Given records.

▬▬▬▬▬▬▬▬▬▬

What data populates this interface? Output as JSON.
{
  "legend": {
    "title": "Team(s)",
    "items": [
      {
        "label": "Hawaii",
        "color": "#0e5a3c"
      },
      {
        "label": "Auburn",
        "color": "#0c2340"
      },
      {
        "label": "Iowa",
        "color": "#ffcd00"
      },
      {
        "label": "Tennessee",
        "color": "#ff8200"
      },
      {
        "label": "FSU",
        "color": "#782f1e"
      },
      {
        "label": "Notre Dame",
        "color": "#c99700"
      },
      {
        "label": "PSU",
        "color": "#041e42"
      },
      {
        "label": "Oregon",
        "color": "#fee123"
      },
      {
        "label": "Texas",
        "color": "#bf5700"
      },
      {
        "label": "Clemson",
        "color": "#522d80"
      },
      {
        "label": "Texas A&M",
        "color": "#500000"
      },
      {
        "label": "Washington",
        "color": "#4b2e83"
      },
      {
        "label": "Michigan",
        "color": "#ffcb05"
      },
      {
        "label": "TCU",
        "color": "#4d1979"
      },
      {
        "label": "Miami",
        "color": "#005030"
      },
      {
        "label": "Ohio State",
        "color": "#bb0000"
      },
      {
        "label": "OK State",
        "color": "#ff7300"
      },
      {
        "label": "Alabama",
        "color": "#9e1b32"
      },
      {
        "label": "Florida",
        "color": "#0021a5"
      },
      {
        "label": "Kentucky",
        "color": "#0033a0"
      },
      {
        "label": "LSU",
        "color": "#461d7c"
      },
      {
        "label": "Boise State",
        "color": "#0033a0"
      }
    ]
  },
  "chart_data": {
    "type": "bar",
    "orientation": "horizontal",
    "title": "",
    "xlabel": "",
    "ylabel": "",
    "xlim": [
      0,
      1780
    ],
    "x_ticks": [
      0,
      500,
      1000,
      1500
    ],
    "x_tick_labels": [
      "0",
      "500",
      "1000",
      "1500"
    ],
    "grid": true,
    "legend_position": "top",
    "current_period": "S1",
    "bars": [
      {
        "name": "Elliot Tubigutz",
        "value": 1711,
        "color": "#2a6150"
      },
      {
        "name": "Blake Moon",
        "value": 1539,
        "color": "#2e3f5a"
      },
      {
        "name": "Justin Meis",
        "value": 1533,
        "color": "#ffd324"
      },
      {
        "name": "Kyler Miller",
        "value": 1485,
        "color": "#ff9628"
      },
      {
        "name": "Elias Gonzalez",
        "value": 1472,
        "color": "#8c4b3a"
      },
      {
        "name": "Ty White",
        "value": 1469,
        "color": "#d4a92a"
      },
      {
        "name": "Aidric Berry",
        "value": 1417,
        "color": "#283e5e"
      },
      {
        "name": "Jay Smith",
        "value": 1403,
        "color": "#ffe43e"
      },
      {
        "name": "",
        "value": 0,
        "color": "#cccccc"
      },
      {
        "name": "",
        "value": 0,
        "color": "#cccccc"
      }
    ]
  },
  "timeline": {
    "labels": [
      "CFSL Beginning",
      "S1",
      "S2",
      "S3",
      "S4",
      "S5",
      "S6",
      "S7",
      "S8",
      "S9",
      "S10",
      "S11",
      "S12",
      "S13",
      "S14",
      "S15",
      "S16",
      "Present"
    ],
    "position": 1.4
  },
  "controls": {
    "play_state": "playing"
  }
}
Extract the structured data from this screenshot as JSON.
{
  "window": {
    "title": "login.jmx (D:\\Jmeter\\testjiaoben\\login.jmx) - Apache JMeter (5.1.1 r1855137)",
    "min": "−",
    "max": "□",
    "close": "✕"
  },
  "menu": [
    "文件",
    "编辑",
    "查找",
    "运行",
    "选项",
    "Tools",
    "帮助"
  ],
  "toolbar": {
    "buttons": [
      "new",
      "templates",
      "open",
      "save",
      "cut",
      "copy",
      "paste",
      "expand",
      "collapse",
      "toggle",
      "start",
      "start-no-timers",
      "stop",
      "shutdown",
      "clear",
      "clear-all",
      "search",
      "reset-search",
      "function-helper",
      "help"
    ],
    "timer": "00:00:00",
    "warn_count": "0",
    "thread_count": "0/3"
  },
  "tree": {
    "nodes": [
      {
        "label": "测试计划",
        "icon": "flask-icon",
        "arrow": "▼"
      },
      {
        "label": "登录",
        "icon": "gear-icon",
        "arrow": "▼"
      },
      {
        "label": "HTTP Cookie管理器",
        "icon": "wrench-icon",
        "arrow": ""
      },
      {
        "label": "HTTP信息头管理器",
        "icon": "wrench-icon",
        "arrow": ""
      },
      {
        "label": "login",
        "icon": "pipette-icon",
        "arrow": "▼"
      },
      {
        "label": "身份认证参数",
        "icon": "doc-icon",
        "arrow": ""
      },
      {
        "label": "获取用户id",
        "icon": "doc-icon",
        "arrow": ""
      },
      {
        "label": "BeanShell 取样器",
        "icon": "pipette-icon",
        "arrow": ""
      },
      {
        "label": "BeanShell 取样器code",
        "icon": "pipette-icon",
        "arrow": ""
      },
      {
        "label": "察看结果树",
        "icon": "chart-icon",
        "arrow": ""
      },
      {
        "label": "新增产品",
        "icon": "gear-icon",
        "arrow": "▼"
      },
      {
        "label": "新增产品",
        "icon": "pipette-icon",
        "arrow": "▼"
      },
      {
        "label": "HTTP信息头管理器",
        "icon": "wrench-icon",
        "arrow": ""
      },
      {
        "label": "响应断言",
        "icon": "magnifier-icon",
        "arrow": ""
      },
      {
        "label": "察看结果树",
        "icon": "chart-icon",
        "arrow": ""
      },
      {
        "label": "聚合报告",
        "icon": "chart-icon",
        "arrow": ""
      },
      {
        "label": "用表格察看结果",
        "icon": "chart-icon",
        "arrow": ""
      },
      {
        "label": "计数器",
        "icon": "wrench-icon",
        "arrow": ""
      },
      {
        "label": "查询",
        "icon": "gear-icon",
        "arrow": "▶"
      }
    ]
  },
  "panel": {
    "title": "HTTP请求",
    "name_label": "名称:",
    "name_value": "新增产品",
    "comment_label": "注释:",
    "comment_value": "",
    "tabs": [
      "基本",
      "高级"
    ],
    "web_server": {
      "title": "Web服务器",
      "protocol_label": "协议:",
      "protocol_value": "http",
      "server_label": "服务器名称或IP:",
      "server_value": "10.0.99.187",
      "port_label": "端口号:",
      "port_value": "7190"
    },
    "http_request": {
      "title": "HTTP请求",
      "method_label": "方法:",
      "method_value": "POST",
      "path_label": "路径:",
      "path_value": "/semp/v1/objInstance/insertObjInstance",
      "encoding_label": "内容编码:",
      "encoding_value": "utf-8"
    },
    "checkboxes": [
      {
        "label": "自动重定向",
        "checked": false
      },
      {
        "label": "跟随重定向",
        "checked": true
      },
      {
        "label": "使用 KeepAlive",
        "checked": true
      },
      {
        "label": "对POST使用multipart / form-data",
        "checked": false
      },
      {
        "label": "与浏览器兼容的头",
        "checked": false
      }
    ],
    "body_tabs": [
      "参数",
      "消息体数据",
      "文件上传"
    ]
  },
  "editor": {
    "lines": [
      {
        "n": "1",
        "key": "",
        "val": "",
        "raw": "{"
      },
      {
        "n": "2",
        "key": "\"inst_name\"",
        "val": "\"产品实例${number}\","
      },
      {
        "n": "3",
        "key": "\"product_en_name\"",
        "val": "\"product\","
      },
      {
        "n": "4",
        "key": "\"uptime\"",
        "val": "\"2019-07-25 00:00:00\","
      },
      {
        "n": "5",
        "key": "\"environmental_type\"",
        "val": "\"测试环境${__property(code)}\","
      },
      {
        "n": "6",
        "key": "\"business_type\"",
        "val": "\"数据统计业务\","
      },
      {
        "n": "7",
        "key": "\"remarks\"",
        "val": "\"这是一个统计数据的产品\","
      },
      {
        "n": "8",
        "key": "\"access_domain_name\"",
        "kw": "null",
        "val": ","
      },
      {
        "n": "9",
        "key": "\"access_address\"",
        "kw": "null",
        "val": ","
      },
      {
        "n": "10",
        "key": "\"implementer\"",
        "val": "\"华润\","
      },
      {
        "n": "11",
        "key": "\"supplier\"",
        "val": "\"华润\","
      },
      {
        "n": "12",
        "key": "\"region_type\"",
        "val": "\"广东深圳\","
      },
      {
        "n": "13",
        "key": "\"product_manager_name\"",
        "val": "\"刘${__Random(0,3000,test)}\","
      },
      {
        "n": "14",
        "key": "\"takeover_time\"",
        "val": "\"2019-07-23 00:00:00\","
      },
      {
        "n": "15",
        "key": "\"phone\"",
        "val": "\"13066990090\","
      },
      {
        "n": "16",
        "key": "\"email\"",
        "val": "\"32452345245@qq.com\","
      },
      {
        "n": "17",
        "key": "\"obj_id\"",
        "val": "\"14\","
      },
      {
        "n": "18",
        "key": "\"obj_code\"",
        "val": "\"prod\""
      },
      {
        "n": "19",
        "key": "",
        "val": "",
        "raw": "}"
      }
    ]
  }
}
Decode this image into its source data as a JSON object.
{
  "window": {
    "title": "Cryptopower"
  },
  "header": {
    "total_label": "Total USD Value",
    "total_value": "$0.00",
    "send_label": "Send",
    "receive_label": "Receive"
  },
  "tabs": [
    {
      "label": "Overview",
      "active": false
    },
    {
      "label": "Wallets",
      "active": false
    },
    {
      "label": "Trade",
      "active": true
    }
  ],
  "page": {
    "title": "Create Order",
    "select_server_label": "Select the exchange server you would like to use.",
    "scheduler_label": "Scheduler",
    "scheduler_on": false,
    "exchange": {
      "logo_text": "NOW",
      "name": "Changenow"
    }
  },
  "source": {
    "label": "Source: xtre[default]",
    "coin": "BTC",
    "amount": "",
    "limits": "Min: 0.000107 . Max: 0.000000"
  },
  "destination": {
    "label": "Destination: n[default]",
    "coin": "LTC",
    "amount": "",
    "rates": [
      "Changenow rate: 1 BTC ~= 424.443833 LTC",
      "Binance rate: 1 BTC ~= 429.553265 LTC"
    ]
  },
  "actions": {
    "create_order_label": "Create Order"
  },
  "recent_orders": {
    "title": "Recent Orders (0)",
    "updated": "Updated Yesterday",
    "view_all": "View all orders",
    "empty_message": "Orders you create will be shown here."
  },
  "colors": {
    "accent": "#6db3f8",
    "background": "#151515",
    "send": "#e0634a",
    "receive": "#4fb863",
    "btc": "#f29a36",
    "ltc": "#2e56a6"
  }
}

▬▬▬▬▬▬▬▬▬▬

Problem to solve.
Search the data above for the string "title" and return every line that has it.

Response area.
    "title": "Team(s)",
    "title": "",
    "title": "login.jmx (D:\\Jmeter\\testjiaoben\\login.jmx) - Apache JMeter (5.1.1 r1855137)",
    "title": "HTTP请求",
      "title": "Web服务器",
      "title": "HTTP请求",
    "title": "Cryptopower"
    "title": "Create Order",
    "title": "Recent Orders (0)",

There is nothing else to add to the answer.